Work order: Pick out all lines with the word "CODE" from the records that follow.

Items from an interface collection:

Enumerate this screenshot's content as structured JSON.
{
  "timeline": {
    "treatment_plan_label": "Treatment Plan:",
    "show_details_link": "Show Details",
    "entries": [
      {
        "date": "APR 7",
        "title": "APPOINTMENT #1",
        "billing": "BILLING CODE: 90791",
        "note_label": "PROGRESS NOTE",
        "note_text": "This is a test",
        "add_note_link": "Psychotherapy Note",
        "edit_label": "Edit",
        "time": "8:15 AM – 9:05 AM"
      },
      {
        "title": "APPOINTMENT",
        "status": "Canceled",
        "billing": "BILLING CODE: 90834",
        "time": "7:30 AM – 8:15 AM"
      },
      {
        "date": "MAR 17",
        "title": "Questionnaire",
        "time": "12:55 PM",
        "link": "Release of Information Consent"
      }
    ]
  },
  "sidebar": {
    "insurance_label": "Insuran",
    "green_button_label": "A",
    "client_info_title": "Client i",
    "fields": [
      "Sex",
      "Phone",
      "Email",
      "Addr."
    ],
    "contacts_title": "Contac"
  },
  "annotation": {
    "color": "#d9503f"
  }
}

Solution to this exercise:
        "billing": "BILLING CODE: 90791",
        "billing": "BILLING CODE: 90834",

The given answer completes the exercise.